gleaming in the cataractic darkness,
stiff with unuse and necessary neglect
"FOR USE IN EMERGENCY ONLY."

This critical mass, a density of souls –
Unsustainable!
Unmaintainable!

– racing through space in a colony-ship
to spread the surplus of humanity
yet further afield.

The tap creaks but it turns;
The hiss of oxygen dies;
And a hand trembles.

morganna said...

Greg -- I didn't think the missing 's' was a typo -- sometimes, if the noun ends in 's', the 's' is dropped from a possessive and only the apostrophe is used. Is that only a North American thing, not a British English thing?

And why do we all seem to find surplus to be something ominous and/or disgusting?
-------------
So much food, so much dinner
Up it comes
Retching all the way
Please tell me how I
Let myself eat so much
Up it comes --
So terrible!

Greg Bennett said...

Hi Morganna,
it might be a British thing you know! We only drop the s after the apostrophe if the following word begins with an s as well, because it gets hidden in the sound. So I take my comment back :)

I guess I owe another surplus though...

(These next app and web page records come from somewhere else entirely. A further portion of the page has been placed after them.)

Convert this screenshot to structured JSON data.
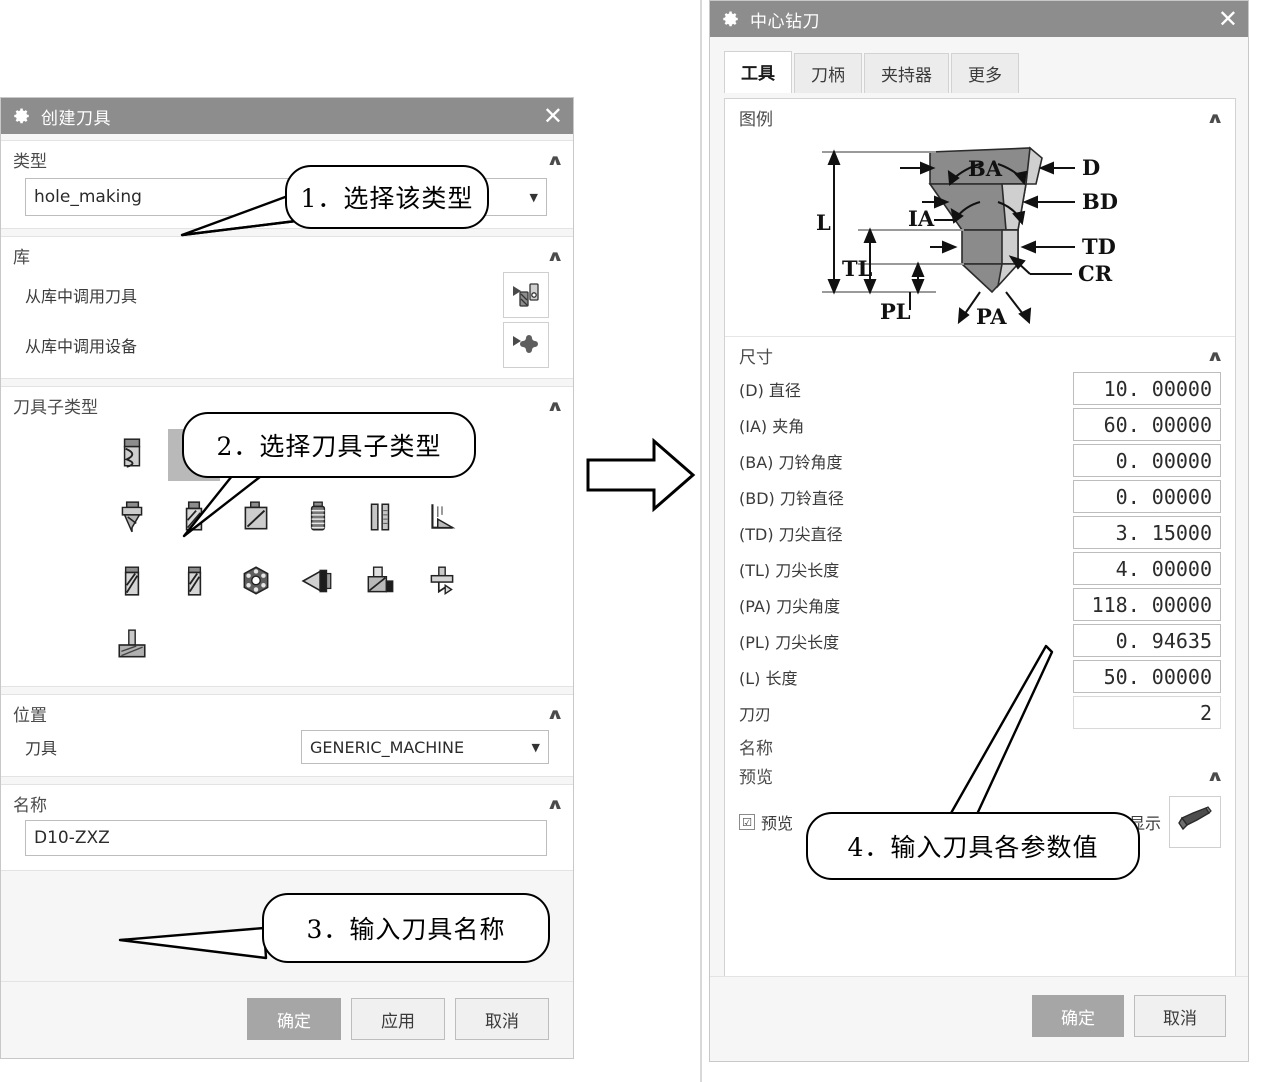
{
  "left_dialog": {
    "title": "创建刀具",
    "icon": "gear-icon",
    "close": "✕",
    "type_section": {
      "title": "类型",
      "value": "hole_making",
      "collapse": "∧"
    },
    "library_section": {
      "title": "库",
      "rows": [
        {
          "label": "从库中调用刀具",
          "icon": "tool-library-icon"
        },
        {
          "label": "从库中调用设备",
          "icon": "device-library-icon"
        }
      ],
      "collapse": "∧"
    },
    "subtype_section": {
      "title": "刀具子类型",
      "collapse": "∧",
      "selected_index": 1,
      "icons": [
        "twist-drill-icon",
        "center-drill-icon",
        "spot-drill-icon",
        "step-drill-icon",
        "core-drill-icon",
        "reamer-icon",
        "countersink-icon",
        "counterbore-icon",
        "boring-bar-icon",
        "tap-icon",
        "back-spotface-icon",
        "chamfer-mill-icon",
        "drill-spiral-icon",
        "drill-spiral2-icon",
        "indexable-drill-icon",
        "engraving-tool-icon",
        "thread-mill-icon",
        "t-cutter-icon",
        "t-slot-icon"
      ]
    },
    "position_section": {
      "title": "位置",
      "collapse": "∧",
      "row_label": "刀具",
      "value": "GENERIC_MACHINE"
    },
    "name_section": {
      "title": "名称",
      "collapse": "∧",
      "value": "D10-ZXZ"
    },
    "footer": {
      "ok": "确定",
      "apply": "应用",
      "cancel": "取消"
    }
  },
  "right_dialog": {
    "title": "中心钻刀",
    "icon": "gear-icon",
    "close": "✕",
    "tabs": [
      {
        "label": "工具",
        "active": true
      },
      {
        "label": "刀柄",
        "active": false
      },
      {
        "label": "夹持器",
        "active": false
      },
      {
        "label": "更多",
        "active": false
      }
    ],
    "legend_section": {
      "title": "图例",
      "collapse": "∧",
      "labels": [
        "L",
        "BA",
        "D",
        "BD",
        "IA",
        "TL",
        "TD",
        "CR",
        "PL",
        "PA"
      ]
    },
    "dimensions_section": {
      "title": "尺寸",
      "collapse": "∧",
      "fields": [
        {
          "label": "(D) 直径",
          "value": "10. 00000"
        },
        {
          "label": "(IA) 夹角",
          "value": "60. 00000"
        },
        {
          "label": "(BA) 刀铃角度",
          "value": "0. 00000"
        },
        {
          "label": "(BD) 刀铃直径",
          "value": "0. 00000"
        },
        {
          "label": "(TD) 刀尖直径",
          "value": "3. 15000"
        },
        {
          "label": "(TL) 刀尖长度",
          "value": "4. 00000"
        },
        {
          "label": "(PA) 刀尖角度",
          "value": "118. 00000"
        },
        {
          "label": "(PL) 刀尖长度",
          "value": "0. 94635"
        },
        {
          "label": "(L) 长度",
          "value": "50. 00000"
        },
        {
          "label": "刀刃",
          "value": "2"
        }
      ]
    },
    "name_section": {
      "title": "名称"
    },
    "preview_section": {
      "title": "预览",
      "collapse": "∧",
      "checkbox_label": "预览",
      "checkbox_checked": "☑",
      "display_label": "显示",
      "display_icon": "tool-preview-icon"
    },
    "footer": {
      "ok": "确定",
      "cancel": "取消"
    }
  },
  "callouts": [
    {
      "id": "callout-1",
      "text": "1．选择该类型"
    },
    {
      "id": "callout-2",
      "text": "2．选择刀具子类型"
    },
    {
      "id": "callout-3",
      "text": "3．输入刀具名称"
    },
    {
      "id": "callout-4",
      "text": "4．输入刀具各参数值"
    }
  ],
  "flow_arrow": {
    "name": "flow-arrow-right"
  },
  "colors": {
    "titlebar": "#8d8d8d",
    "panel": "#f6f6f6",
    "selection": "#b9b9b9",
    "primary_button": "#a6a6a6"
  }
}
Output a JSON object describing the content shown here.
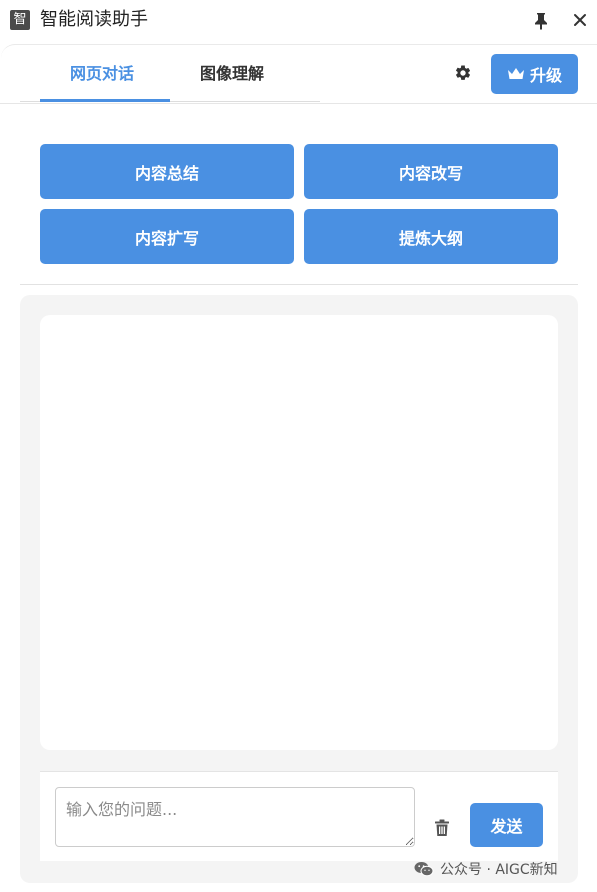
{
  "window": {
    "icon_char": "智",
    "title": "智能阅读助手",
    "pin_icon": "pin-icon",
    "close_icon": "close-icon"
  },
  "tabs": [
    {
      "label": "网页对话",
      "active": true
    },
    {
      "label": "图像理解",
      "active": false
    }
  ],
  "header": {
    "settings_icon": "gear-icon",
    "upgrade_icon": "crown-icon",
    "upgrade_label": "升级"
  },
  "actions": {
    "summary": "内容总结",
    "rewrite": "内容改写",
    "expand": "内容扩写",
    "outline": "提炼大纲"
  },
  "chat": {
    "placeholder": "输入您的问题...",
    "input_value": "",
    "clear_icon": "trash-icon",
    "send_label": "发送"
  },
  "watermark": {
    "icon": "wechat-icon",
    "text": "公众号 · AIGC新知"
  },
  "colors": {
    "accent": "#4a90e2",
    "panel_bg": "#f4f4f4",
    "text": "#222222"
  }
}
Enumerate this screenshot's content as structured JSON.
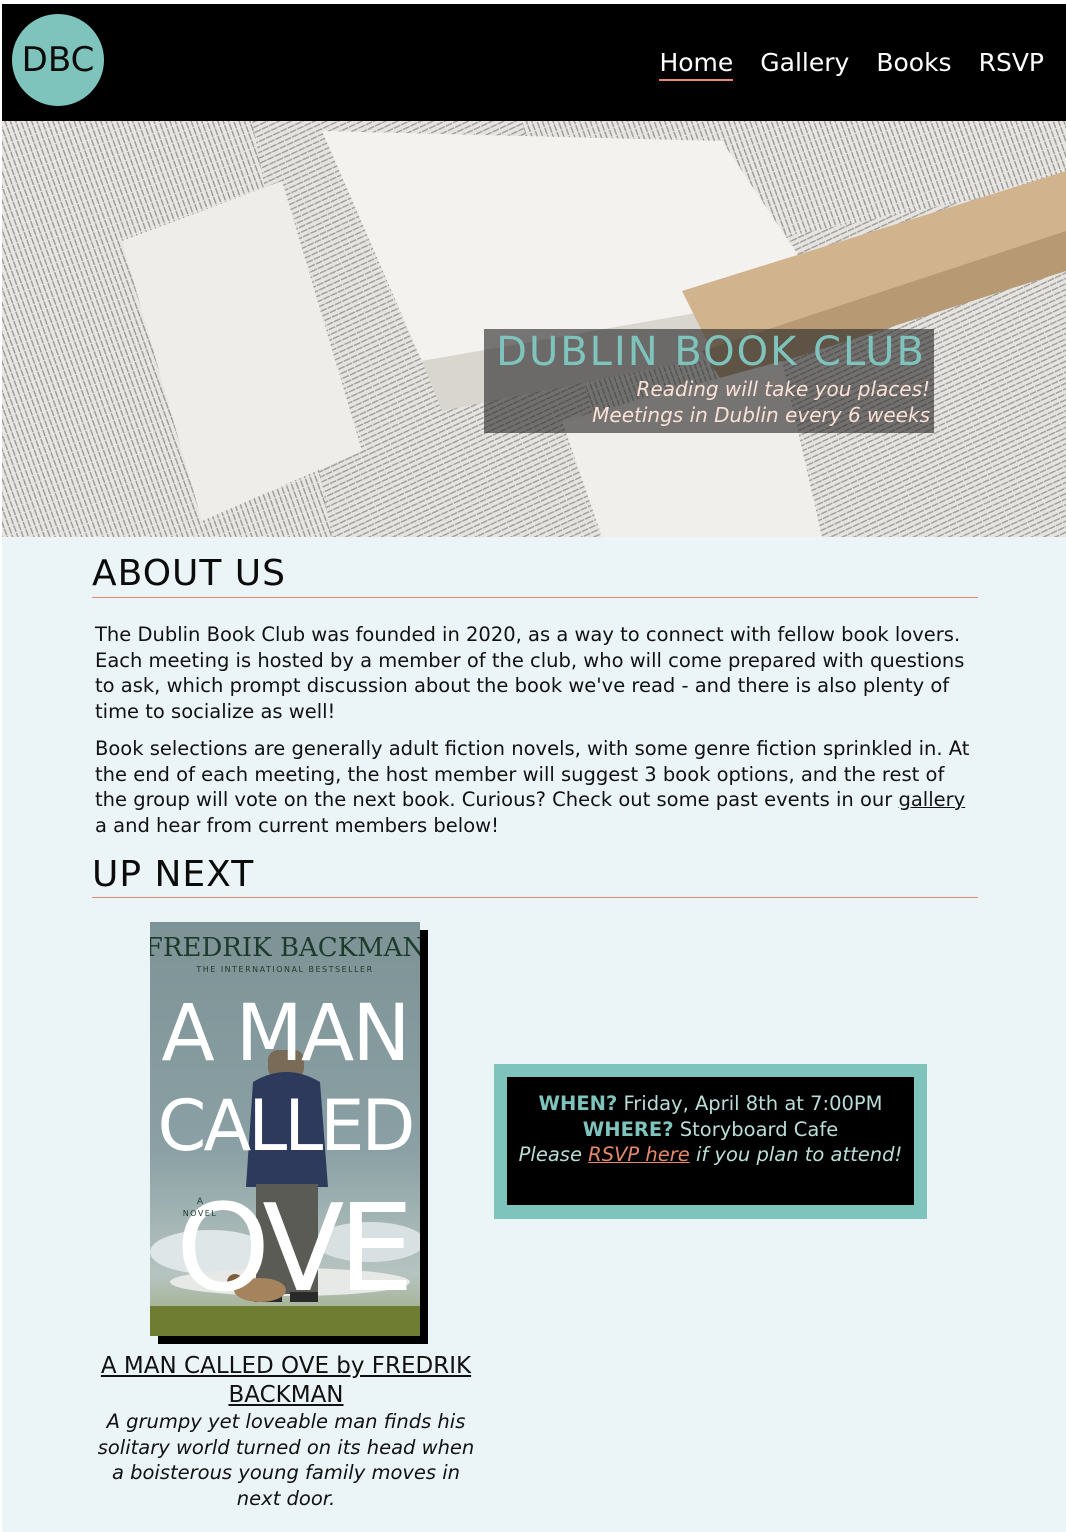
{
  "nav": {
    "logo_text": "DBC",
    "links": [
      {
        "label": "Home",
        "active": true
      },
      {
        "label": "Gallery",
        "active": false
      },
      {
        "label": "Books",
        "active": false
      },
      {
        "label": "RSVP",
        "active": false
      }
    ]
  },
  "hero": {
    "title": "DUBLIN BOOK CLUB",
    "tagline": "Reading will take you places!",
    "subtitle": "Meetings in Dublin every 6 weeks"
  },
  "about": {
    "heading": "ABOUT US",
    "para1": "The Dublin Book Club was founded in 2020, as a way to connect with fellow book lovers. Each meeting is hosted by a member of the club, who will come prepared with questions to ask, which prompt discussion about the book we've read - and there is also plenty of time to socialize as well!",
    "para2_before": "Book selections are generally adult fiction novels, with some genre fiction sprinkled in. At the end of each meeting, the host member will suggest 3 book options, and the rest of the group will vote on the next book. Curious? Check out some past events in our ",
    "para2_link": "gallery",
    "para2_after": " a and hear from current members below!"
  },
  "up_next": {
    "heading": "UP NEXT",
    "cover": {
      "author": "FREDRIK BACKMAN",
      "tagline": "THE INTERNATIONAL BESTSELLER",
      "title_lines": [
        "A MAN",
        "CALLED",
        "OVE"
      ],
      "novel_label_a": "A",
      "novel_label_b": "NOVEL"
    },
    "book_title": "A MAN CALLED OVE by FREDRIK BACKMAN",
    "book_desc": "A grumpy yet loveable man finds his solitary world turned on its head when a boisterous young family moves in next door."
  },
  "event": {
    "when_label": "WHEN?",
    "when_value": " Friday, April 8th at 7:00PM",
    "where_label": "WHERE?",
    "where_value": " Storyboard Cafe",
    "note_before": "Please ",
    "note_link": "RSVP here",
    "note_after": " if you plan to attend!"
  },
  "colors": {
    "teal": "#7ec4bd",
    "coral": "#e5886c",
    "page_bg": "#ebf4f7",
    "nav_bg": "#000000"
  }
}
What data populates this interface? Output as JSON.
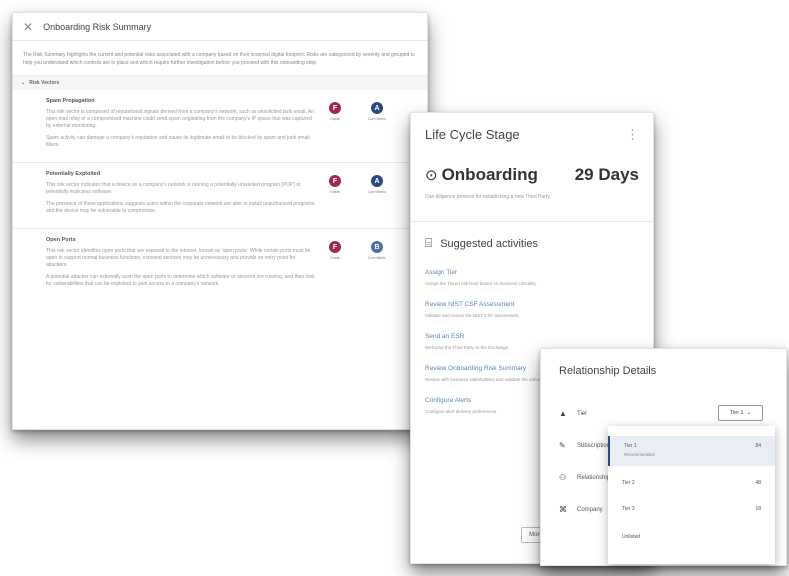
{
  "risk_panel": {
    "title": "Onboarding Risk Summary",
    "intro": "The Risk Summary highlights the current and potential risks associated with a company based on their scanned digital footprint. Risks are categorized by severity and grouped to help you understand which controls are in place and which require further investigation before you proceed with this onboarding step.",
    "section_label": "Risk Vectors",
    "risks": [
      {
        "title": "Spam Propagation",
        "desc": [
          "This risk vector is composed of reputational signals derived from a company's network, such as unsolicited bulk email. An open mail relay or a compromised machine could send spam originating from the company's IP space that was captured by external monitoring.",
          "Spam activity can damage a company's reputation and cause its legitimate email to be blocked by spam and junk email filters."
        ],
        "badges": [
          {
            "label": "Grade",
            "letter": "F",
            "color": "#a3294a"
          },
          {
            "label": "Core Metric",
            "letter": "A",
            "color": "#2c4a7e"
          }
        ]
      },
      {
        "title": "Potentially Exploited",
        "desc": [
          "This risk vector indicates that a device on a company's network is running a potentially unwanted program (PUP) or potentially malicious software.",
          "The presence of these applications suggests users within the corporate network are able to install unauthorized programs and the device may be vulnerable to compromise."
        ],
        "badges": [
          {
            "label": "Grade",
            "letter": "F",
            "color": "#a3294a"
          },
          {
            "label": "Core Metric",
            "letter": "A",
            "color": "#2c4a7e"
          }
        ]
      },
      {
        "title": "Open Ports",
        "desc": [
          "This risk vector identifies open ports that are exposed to the internet, known as 'open ports'. While certain ports must be open to support normal business functions, exposed services may be unnecessary and provide an entry point for attackers.",
          "A potential attacker can externally scan the open ports to determine which software or services are running, and then look for vulnerabilities that can be exploited to gain access to a company's network."
        ],
        "badges": [
          {
            "label": "Grade",
            "letter": "F",
            "color": "#a3294a"
          },
          {
            "label": "Core Metric",
            "letter": "B",
            "color": "#4d6fa6"
          }
        ]
      }
    ]
  },
  "lifecycle": {
    "title": "Life Cycle Stage",
    "more_icon": "⋮",
    "stage_icon": "clock-icon",
    "stage": "Onboarding",
    "days": "29 Days",
    "stage_desc": "Due diligence process for establishing a new Third Party.",
    "suggested_title": "Suggested activities",
    "activities": [
      {
        "label": "Assign Tier",
        "desc": "Assign the Tiered risk level based on business criticality."
      },
      {
        "label": "Review NIST CSF Assessment",
        "desc": "Validate and review the NIST CSF assessment."
      },
      {
        "label": "Send an ESR",
        "desc": "Welcome the Third Party to the Exchange."
      },
      {
        "label": "Review Onboarding Risk Summary",
        "desc": "Review with business stakeholders and validate the onboarding risks."
      },
      {
        "label": "Configure Alerts",
        "desc": "Configure alert delivery preferences."
      }
    ],
    "more_button": "More"
  },
  "relationship": {
    "title": "Relationship Details",
    "rows": [
      {
        "label": "Tier",
        "icon": "tier-icon"
      },
      {
        "label": "Subscription",
        "icon": "subscription-icon"
      },
      {
        "label": "Relationship",
        "icon": "relationship-icon"
      },
      {
        "label": "Company",
        "icon": "company-icon"
      }
    ],
    "tier_select": "Tier 1",
    "options": [
      {
        "label": "Tier 1",
        "sub": "Recommended",
        "count": "84"
      },
      {
        "label": "Tier 2",
        "count": "48"
      },
      {
        "label": "Tier 3",
        "count": "18"
      },
      {
        "label": "Unlisted",
        "count": ""
      }
    ]
  }
}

Surplus
The European butter mountain,
The North American sherbert fountain,
Is where I go to holiday,
And eat till I feel sick!

morganna said...

Thanks for the insight into British English grammar, Greg! Now I need a positive view of surplus, too :)

The rosebushes won't stop blooming
I cut the roses, dry them and store
Petals for potpourri.

More roses bloom, to cut and dry.
The jars are filling,
I have no more room --
A surplus of roses!

Marc said...

Ha, bonus learning and writing from everyone! I like it :)

Greg - well he's promised that he'll be putting leeks on the menu, so we'll see what that means for the amounts he'll be ordering from us.

Your first is fantastic, for all its darkness. Your second is much lighter and so, of course, I tend to prefer the first :P

Morganna - thanks for helping out with the case of the missing s :)

Your first is a rather yucky acrostic (in content only, not execution), while your second is quite lovely. It's a rather impressive contrast for two poems born from the same prompt!